The tech add-on parts will have to be integrated, and will have to make the OE equipment better. We used to replace radios to make better sound systems; now we will need to improve the functional qualities of those systems to make a place for ourselves in the market.
Knautz: Aftermarket accessories will absolutely be available for the larger, luxury-minded vehicles. The chrome trim kits, wind deflectors, running boards, hitches should be popular. The aftermarket will provide any needed accessory that does not come as standard factory equipment on the vehicles, as the luxury vehicles tend to be offered more dressed up.
What’s your best guess as to whether exterior aftermarket accessories will be stronger in 2012? Will 2012 be better or worse or mirror 2011?
Carter: I believe 2012 will be a growth year for the industry.
Knautz: After the disastrous 2008-2009 market decline, the automotive aftermarket is experiencing slow but steady growth. I believe this trend will continue and 2012 will realize increased sales over 2011. The popular aftermarket products will depend on what is available as standard equipment and what is not. Entry steps, wind deflectors and hitches will remain in demand.
Carl: We all hope 2012 will improve. I hate to admit it; however, I’ve lived though several recessions, and the car business is one of the worst places to be in a recession. But it will get better. People always want to be individuals. As long as we strive to be individuals, the accessory business will be alive and well.
I think the industry has to do a better job letting the pubic know what’s available for their vehicles. We do a fairly good job marketing to enthusiasts, but the general public has no idea that they can add items to their vehicles they’d like to have. I have people saying they didn’t know they could add things as simple as painted body side moldings or more integrated items such as navigation or backup cameras.

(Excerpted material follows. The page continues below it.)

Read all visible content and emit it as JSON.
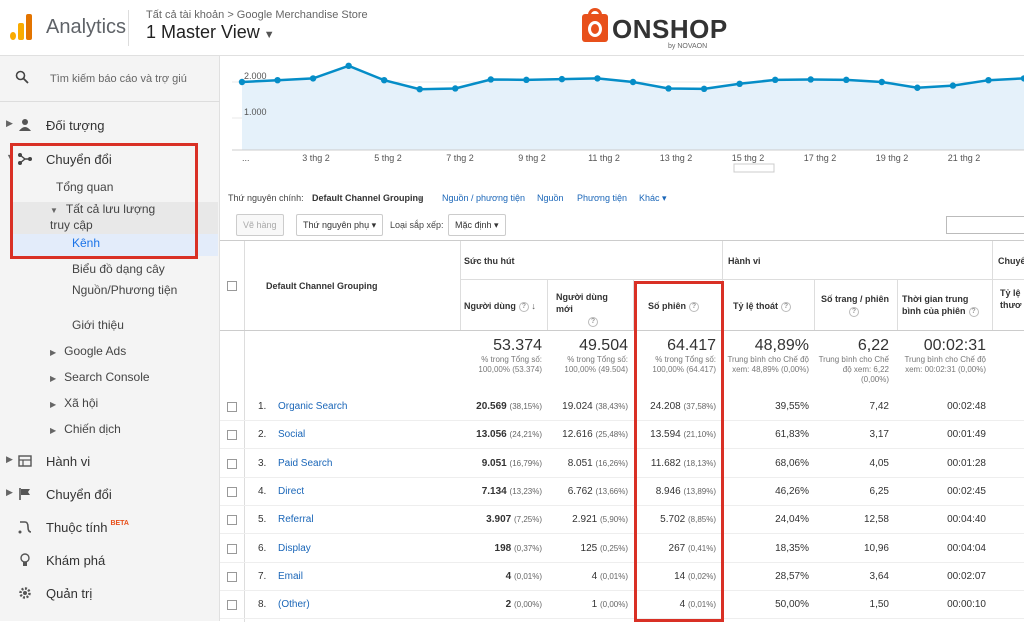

In all the years the aftermarket has sold accessories, we have only scratched the surface of available customers. Trade organizations should focus on advertising in places other than to the trade or specialty magazines. We should show people what they can do to their vehicle. I’m not talking about a show car or an over-the-top performance vehicle, but their everyday car. There are a lot of customers that would love to have our accessories on their new vehicles. It’s too bad we keep them such a secret.
Epting: My gut feeling is  will be about the same as 2011 was. I have nothing to hang that on, that’s just gut based on the current economic and political conditions – mostly, the political climate. My guess is we’ll see plus or minus 3% over 2011. If it goes up to 8% or 10% over 2011, I’d be tickled.
In something like the rack business, it also depends on how many vehicles auto manufacturers put out that already have a rack on it.
Nauman: I’m sure anyone you ask that attended the 2011 SEMA Show would agree that 2012 will be better and stronger than 2011. The show was the busiest we’ve seen in years, and walking through the South Hall [pickup accessories] you saw several new companies displaying.
Durian: SEMA this year, in my estimation, was twice as strong as last year as far as traffic and the seriousness of the business. It was a very significant improvement over the previous year. That’s usually sort of like a prelude of what’s going to happen next year. SEMA is a good testing ground for the automotive market. Even if there is still a recession, people have to take some time off. It’s like they say: “During a recession or hard times, bars are doing well and recreation is doing well.” People want to take their mind off their problems.
C&C Car Worx,
Wappingers Falls, N.Y.